Local communities must be involved in nature conservation within biosphere reserves and at World Natural Heritage Sites in Vietnam to ensure biodiversity is protected.

That was the conclusion of environmental experts attending a workshop in Hanoi on March 9 organised by the United Nations Educational, Scientific and Cultural Organisation (UNESCO) on conservation strategies for Vietnam.

A biosphere is established to conserve biodiversity by protecting natural resources. It was noted at the seminar that in many protected areas, wildlife conservation typically involved prohibiting or limiting the use of natural resources on which local communities rely for their livelihood for generations.

This approach poses a significant threat to local residents, who are often forced to leave their home to seek employment opportunities elsewhere. In addition, many traditional practices are being threatened by current conservation practices, the seminar heard.

That is why the impacts of resource-management decisions on local livelihoods must be considered. A more sustainable approach, the participants agreed, is to engage the local communities rather than get them to "stand there as a guard to protect the areas".

Katherine Muller-Marin, UNESCO representative to Vietnam, said: "Many local communities live in and around biosphere reserves and world heritage areas and have rich inter-generational knowledge about the sustainable use of natural resources.

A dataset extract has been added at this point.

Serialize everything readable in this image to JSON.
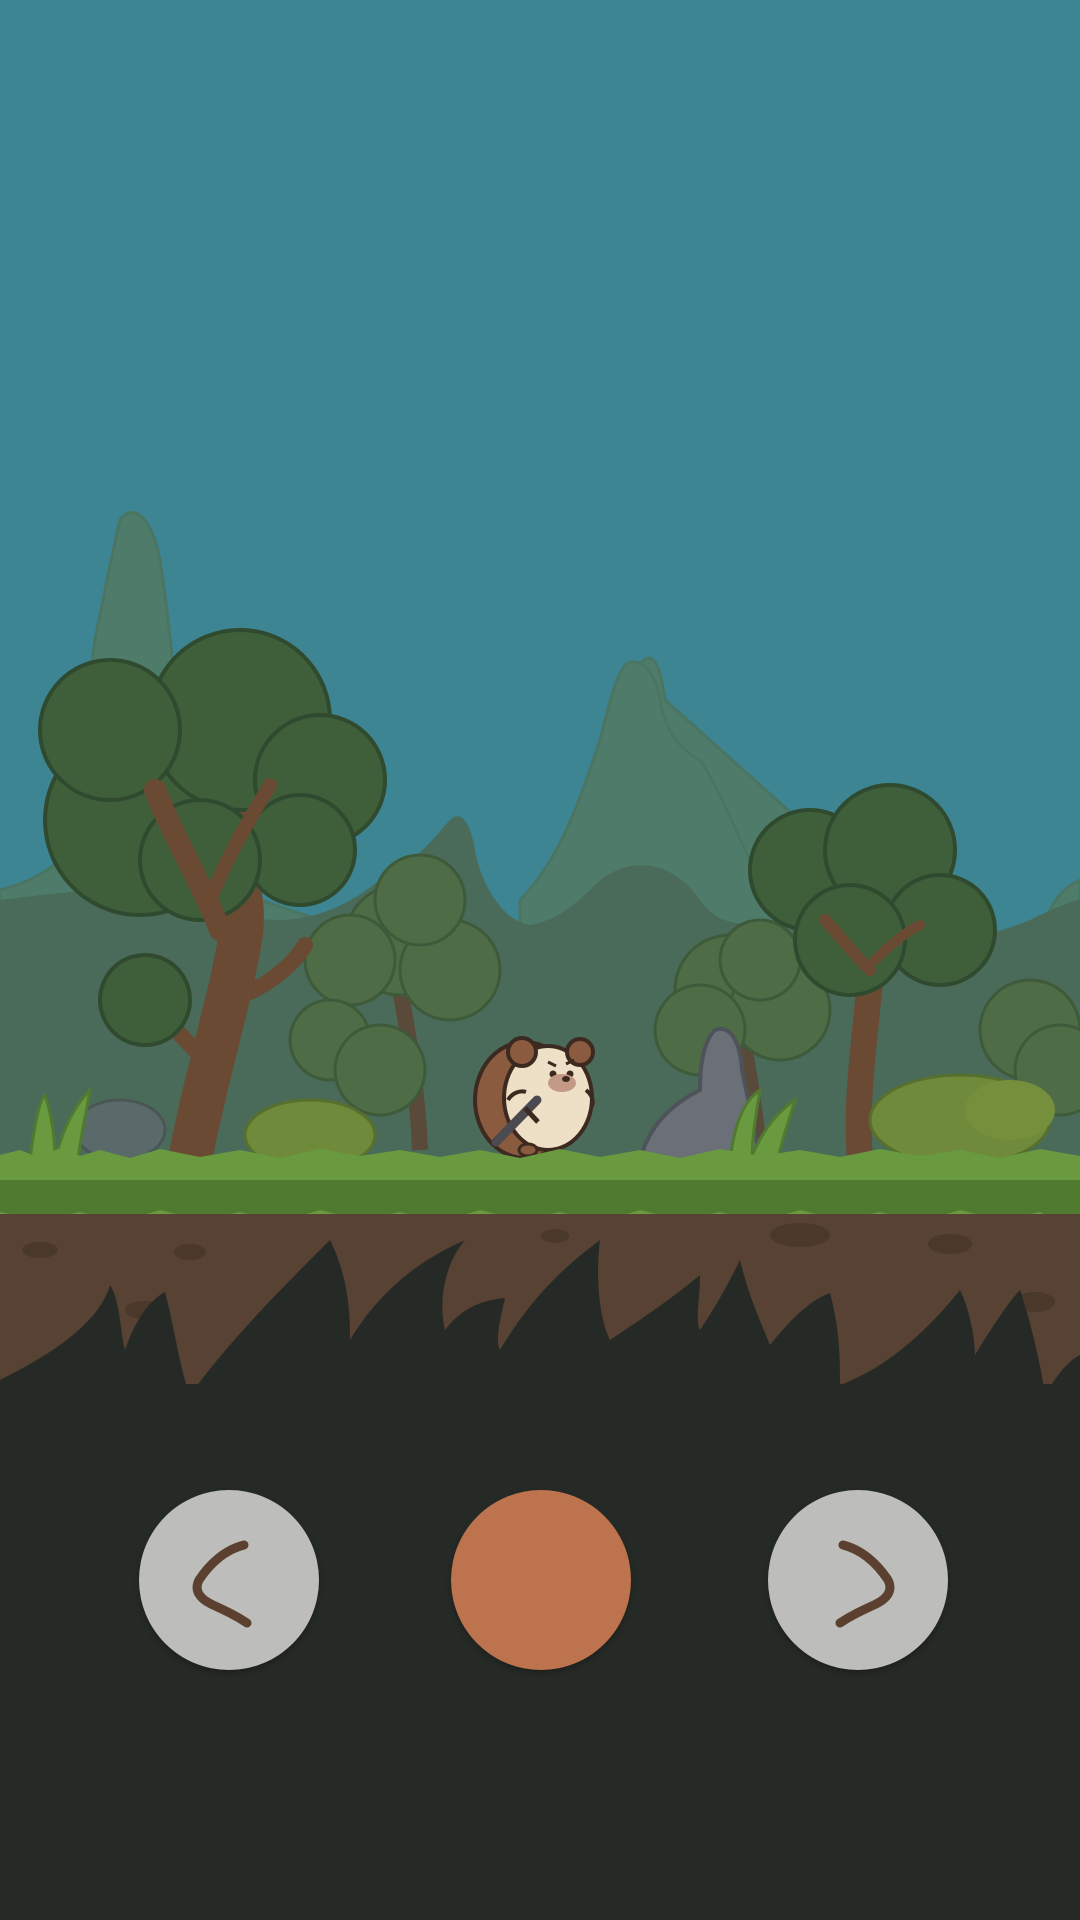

"That's why it's important that the traditional knowledge of communities living near such sites is safeguarded and integrated into local livelihood development initiatives."

Vo Chi Trung, from Vietnam Man and Biodiversity National Committee, said it is not until recently that we have realised the importance of local ingenuity in conservation. Although it was first mentioned two decades ago, its application has been insignificant because such wisdom has not effectively translated into policies.

"When it comes to the effective use of natural resources, local people know best." He cited the example of U Minh Melaleuca forest where in the upper part there has been numerous fires, while in the lower section there has been very few.

"The secret for this remarkable fact is that in the lower U Minh bee keepers rely on the Melaleuca trees. They know very well how the wind changes and can help to very effectively prevent forest fires," he said.
He said local people should be enlisted to protect the local environment rather than forest rangers because they knew the local environment best.

This view was echoed by Nguyen Manh Hiep, from the Directorate of Forestry's Nature Conservation Department. He said local residents should be closely involved in protecting the natural environment because there are only 10,000 forest rangers in the country but 40 million people whose lives depend on forests for their livelihood.

From September 2009 to June 2012, a UNESCO-led pilot project in four biosphere reserves in Ca Mau, Hai Phong, Dong Nai and Nghe An was designed to encourage local communities to develop non-timber forestry products and practise eco-tourism and participate in planning and zoning within buffer zones./.